8. We're Desperate-X 1981 Another punk band that took me years to get into, X got many rave reviews and had Ray Manzerek from The Doors to produce their best albums. This came out years ago in a different version for the legendary Dangerhouse label, more abstract to the point that I didn't recognize it when I had the Dangerhouse collection on CD years ago. The Slash version is more streamlined. And you can sing along to the chorus, We're Desperate, Get Used To It. Something like the feeling I get when I'm at work.
9. Heart's Done Time-Aerosmith 1987 Once upon a time Aerosmith was the best rock band in town but in this day and age they been trying to reclaim past glories and it's not working judging by their latest pile of rubbish. For a album that's supposed to be THE COMEBACK and where they GET BACK TO ROCKING, the FOX played one of the most lame tracks off that new pile of stool What Could Have Been Love and it's sounds like Steve Tyler got too influenced by American Idol. Next time leave Marti Fredericksen out of the production and let Jack Douglas produced the whole thing. They had two glorious periods of their career, 1) the classic 70s albums and songs from Get Your Wings to Draw The Line and 2) the actual comeback with Bruce Fairbairn (RIP) producing. Permanent Vacation was their return and it remains their blueprint on being successful but at the same time sealing their fate for those prissy ballads that made them kings of KDAT. The album still remains a love/hate for me but they came roaring out of the gate with this back to rocking basics, something that didn't happen on Music From Another Dimension. I'm sure Joe Perry will kick me off his Twitter followers page if he hasn't already but before ya do Joe, I still say your S/T solo album was more rocking than any of the last five Aerosmith album (excepting Honkin On Bobo their last good album despite another Marti Frediksen produced ballad that just about sunk that album).

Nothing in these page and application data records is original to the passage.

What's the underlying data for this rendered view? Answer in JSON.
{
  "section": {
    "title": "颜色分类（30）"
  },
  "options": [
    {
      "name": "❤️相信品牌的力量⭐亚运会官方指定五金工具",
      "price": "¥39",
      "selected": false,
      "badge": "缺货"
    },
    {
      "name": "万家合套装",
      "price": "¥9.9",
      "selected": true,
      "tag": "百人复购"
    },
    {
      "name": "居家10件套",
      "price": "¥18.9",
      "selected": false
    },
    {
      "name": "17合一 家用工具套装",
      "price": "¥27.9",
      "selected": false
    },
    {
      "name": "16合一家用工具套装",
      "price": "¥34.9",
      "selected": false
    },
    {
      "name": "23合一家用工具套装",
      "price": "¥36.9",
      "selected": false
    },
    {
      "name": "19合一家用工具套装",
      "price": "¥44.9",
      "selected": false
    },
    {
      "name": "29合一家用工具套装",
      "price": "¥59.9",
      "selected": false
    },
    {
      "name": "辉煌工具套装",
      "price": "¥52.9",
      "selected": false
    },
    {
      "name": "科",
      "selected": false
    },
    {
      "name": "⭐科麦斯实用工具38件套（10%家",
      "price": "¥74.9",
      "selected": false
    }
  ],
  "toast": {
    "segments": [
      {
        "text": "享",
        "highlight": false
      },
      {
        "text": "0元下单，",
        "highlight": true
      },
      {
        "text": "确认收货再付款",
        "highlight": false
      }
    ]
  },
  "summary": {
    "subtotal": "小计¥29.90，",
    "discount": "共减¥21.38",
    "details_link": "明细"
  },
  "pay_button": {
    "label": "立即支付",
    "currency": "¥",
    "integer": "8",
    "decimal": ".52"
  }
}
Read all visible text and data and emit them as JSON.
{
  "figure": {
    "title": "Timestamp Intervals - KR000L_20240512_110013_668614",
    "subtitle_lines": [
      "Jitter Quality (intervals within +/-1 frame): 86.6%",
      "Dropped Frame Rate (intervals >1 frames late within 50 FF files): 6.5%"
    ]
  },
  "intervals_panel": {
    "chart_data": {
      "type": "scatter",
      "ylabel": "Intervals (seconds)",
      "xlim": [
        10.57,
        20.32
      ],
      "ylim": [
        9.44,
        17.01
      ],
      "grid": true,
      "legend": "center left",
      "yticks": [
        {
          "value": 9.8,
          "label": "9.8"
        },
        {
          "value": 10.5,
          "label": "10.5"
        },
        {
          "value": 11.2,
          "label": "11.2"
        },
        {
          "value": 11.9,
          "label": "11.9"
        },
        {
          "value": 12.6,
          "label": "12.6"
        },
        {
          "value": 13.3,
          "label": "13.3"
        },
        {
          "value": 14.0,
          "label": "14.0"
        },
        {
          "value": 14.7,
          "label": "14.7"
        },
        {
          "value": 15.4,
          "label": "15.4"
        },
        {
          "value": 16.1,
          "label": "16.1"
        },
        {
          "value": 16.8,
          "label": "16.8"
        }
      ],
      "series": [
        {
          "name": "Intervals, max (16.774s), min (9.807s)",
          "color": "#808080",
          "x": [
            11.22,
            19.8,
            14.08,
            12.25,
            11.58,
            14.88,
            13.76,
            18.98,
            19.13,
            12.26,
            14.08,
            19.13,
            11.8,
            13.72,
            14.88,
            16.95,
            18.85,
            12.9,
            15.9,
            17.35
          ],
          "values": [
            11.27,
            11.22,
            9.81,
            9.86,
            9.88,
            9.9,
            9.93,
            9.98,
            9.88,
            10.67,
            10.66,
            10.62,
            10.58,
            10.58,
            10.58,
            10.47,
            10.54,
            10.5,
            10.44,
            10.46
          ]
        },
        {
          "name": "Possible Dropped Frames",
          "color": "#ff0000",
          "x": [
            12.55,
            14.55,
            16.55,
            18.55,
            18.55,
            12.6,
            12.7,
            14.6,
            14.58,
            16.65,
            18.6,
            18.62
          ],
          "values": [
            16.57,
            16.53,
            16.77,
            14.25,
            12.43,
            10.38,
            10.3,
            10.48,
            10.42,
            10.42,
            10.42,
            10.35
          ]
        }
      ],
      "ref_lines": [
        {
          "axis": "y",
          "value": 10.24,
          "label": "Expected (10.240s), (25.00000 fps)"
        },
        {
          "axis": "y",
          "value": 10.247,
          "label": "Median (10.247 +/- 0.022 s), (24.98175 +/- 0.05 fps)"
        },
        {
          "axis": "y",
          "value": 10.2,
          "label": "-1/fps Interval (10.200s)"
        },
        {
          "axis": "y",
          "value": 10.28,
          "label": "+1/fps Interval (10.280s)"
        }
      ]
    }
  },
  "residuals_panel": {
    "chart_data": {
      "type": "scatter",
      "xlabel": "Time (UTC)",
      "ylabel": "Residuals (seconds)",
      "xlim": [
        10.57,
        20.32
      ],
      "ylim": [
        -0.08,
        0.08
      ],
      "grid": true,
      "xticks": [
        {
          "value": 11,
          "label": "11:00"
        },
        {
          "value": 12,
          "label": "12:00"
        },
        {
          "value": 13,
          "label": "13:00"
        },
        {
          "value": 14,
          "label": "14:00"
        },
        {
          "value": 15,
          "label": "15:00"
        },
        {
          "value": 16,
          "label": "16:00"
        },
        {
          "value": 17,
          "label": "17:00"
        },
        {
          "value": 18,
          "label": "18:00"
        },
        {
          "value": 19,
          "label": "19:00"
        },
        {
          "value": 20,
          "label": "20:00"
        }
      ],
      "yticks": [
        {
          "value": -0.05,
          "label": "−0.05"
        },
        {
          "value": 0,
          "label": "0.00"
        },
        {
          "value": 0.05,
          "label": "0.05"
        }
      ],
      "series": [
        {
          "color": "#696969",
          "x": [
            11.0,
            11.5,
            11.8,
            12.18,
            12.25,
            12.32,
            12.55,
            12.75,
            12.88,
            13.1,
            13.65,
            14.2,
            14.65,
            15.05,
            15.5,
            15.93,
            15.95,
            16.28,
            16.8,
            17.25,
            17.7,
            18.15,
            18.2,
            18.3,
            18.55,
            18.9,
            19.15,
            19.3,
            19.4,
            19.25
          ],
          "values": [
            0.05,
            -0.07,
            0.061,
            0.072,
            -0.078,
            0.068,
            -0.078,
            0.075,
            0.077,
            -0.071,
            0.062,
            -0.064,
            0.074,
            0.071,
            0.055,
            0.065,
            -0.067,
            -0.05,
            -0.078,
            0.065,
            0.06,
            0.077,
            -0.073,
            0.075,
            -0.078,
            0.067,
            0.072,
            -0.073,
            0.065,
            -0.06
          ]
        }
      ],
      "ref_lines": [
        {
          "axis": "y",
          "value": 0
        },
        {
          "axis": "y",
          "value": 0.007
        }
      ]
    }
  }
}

10. I Have Been In You/Flakes/Broken Hearts Are For Assholes/I'm So Cute-Frank Zappa 1979 Side 1 of Sheik Yerbouti to which the new remaster restores the final freakout of I'm So Cute that somehow cuts into Jones Crusher on the Rykodisc version pissing many a FZ fan and collector out there. To me this was Frank's final hoorah. Hard to pick a final song so I just included the whole side since they all go into the next song. So far the folks from the Steve Hoffman website have marveled at the mastering job Bob Ludwig has given this but the real reason why it sounds good is it doesn't have the LOUDNESS factor that tends to kill off new releases and reissues. The last truly good Zappa album before the synclaver took over.
Bonus Cut: Election Year Rag-Steve Goodman 1976 The late great Steve Goodman, putting in what we all agree that whoever wins is somebody else is and the losers are us Unless it's the creepy rich puppet that gets in, then we're all doomed. http://www.youtube.com/watch?v=nYO2RMa5ABc
Move It-The Twiliters with Bill Kennedy 1966
I Call My Baby STP-The Del-vetts 1966
Beautiful Noise-Neil Diamond 1976
House On Pooh Corner-Nitty Gritty Dirt Band 1970
New Millennium-Dream Theater 1997
More top ten fun and games next week. I promise to you 20 faithful readers out there ;)